1. Interesting novelty
2. Genuises and innovators
3. Ghastly, disgraceful noise merchants who should be disembowelled and/or drawn and quartered for even attmempting to impersonate a band
And honestly, there's plenty of evidence here to support all three conclusions. Even in its poppier moements, Crimes can be one noisy, messy, and difficult album. These guys throw tons of different sounds and ideas at you, evidently in an effort to ssee what will stick, and the result throws together so many different genres that it practically constitutes a new one of its own. You've got lilting, melodic pop; thrash metal; noisecore; screamo, and angular dance punk, all mixed together with some truly wacky song structures and a dual-vocalist approach that will leave your brain working overtime to decipher everything. That may well be the point of it all, as the Blood Brothers demonstrate a Fugazi-style knack for working over both the head and the gut at the same time (and no, I'm not comparing them to Fugazi, so save your "not helpful" votes).

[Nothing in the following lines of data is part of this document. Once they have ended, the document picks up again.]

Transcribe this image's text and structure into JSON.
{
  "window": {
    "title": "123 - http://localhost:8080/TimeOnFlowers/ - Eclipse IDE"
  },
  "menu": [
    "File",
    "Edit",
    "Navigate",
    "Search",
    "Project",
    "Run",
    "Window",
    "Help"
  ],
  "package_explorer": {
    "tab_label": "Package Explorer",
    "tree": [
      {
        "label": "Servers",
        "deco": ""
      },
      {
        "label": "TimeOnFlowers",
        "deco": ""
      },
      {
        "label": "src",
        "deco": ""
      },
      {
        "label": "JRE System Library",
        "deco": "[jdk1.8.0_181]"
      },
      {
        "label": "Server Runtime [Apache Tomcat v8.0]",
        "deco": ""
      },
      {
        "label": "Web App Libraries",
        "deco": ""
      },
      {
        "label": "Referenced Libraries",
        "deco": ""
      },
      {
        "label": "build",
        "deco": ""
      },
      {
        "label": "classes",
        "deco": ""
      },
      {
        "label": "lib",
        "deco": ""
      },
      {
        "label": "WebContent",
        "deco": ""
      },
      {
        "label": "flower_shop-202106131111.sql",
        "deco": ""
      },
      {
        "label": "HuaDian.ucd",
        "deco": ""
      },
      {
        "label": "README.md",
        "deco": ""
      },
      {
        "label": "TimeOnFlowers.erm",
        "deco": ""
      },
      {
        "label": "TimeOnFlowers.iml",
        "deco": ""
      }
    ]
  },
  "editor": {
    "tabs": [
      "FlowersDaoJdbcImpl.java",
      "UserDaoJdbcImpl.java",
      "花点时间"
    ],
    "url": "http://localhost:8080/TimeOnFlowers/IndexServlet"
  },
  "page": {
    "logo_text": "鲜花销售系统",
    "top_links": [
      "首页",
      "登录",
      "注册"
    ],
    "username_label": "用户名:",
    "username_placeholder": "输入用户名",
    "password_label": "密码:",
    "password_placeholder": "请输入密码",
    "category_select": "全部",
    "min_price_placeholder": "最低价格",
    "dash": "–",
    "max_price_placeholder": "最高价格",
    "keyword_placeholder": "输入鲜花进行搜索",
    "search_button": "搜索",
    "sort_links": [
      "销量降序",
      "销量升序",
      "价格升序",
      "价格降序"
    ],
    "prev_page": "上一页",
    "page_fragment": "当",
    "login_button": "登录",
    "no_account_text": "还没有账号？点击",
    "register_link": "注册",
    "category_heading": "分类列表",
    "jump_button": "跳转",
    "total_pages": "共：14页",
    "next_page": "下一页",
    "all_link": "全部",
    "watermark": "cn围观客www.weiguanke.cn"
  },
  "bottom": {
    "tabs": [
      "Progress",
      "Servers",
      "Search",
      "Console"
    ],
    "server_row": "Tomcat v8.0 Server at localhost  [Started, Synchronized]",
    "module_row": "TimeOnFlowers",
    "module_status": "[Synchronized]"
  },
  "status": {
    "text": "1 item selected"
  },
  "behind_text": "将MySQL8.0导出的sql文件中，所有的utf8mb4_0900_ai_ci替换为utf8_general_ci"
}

On tracks like Feed Me to the Forest, My First Kiss at the Public Execution, and the incredible Peacock Skeleton With Crooked Feathers, the band shows a dynamic range that runs from loud and fast to louder and faster, topped off by vocals that switch frenetically back and forth (one vocalist has a sort of baritone; the other sounds like one of the chimpmunks with a squirrel stuck in his throat) and backed by the maniacally jumbled drumbeats of Mark Gajadhar. Elsewhere, the band offers its frightening take on speed metal with Beautiful Horses and segues into something vaguely resembling pure pop with the deliriously catchy Love Rhymes With Hideous Car Wreck. Even better, they show a knack for real, actual songwriting in the album's (relatively) subdued moments; the title track and Live at the Apocalypse Cabaret showcase ear-catching melodies, surprisingly clean guitar tones, and all sorts of non-rocking instrumentation (check the liner notes to see who plays what and you'll get an idea of what I mean).
Ultimately, I wouldn't conclude that you have to be completely crazy to enjoy this album, but it might help to be at least a bit odd. Familiarity with, and enjoyment of, other prominent recent entries in the noise-rock field (Lightning Bolt, Death From Above 1979, the dearly departed McLusky, etc.) is also a plus. And if you like what currently occupies the musical mainstream, stay far, far away. Of course, if you're into mainstream music, you're probably not reading this review anyway. For everyone else, you never know.